EXERCISE OBJECTIVE: Could you show all lines in the entries below that contain the string "Expression"?

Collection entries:
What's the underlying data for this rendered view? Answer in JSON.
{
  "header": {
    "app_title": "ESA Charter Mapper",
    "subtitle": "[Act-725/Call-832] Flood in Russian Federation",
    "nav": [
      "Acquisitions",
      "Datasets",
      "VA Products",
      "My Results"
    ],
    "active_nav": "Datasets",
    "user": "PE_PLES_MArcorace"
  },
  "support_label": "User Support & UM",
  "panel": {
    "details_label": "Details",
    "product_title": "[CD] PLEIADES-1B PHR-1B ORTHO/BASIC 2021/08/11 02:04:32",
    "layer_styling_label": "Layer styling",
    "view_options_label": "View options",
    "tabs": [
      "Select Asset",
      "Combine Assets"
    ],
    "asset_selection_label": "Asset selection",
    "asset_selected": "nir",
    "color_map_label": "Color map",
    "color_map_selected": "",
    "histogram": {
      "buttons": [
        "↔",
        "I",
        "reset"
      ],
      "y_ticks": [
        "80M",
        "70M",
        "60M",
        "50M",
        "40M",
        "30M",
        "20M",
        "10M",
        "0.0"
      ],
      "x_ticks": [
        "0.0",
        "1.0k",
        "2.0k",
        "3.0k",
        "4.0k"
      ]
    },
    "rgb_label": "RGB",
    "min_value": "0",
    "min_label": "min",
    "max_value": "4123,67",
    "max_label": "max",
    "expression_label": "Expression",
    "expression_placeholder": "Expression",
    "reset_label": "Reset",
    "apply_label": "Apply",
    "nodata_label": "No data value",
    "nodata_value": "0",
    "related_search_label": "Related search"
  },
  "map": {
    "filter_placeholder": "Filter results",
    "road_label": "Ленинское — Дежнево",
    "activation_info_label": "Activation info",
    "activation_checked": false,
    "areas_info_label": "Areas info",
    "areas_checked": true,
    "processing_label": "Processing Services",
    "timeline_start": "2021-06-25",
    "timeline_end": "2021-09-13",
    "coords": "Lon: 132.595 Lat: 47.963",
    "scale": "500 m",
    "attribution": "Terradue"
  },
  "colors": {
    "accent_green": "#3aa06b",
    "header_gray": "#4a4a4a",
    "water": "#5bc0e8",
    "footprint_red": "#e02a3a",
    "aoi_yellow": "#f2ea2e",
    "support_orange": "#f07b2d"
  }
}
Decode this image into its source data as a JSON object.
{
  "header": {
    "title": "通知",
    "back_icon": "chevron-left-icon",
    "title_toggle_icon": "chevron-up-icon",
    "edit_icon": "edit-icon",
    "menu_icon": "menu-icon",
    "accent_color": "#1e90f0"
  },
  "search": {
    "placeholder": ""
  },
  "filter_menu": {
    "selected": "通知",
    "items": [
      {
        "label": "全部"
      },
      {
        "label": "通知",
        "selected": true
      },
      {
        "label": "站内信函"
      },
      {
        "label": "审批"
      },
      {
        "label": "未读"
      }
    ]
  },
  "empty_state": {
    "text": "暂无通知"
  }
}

TASK ANSWER:
    "expression_label": "Expression",
    "expression_placeholder": "Expression",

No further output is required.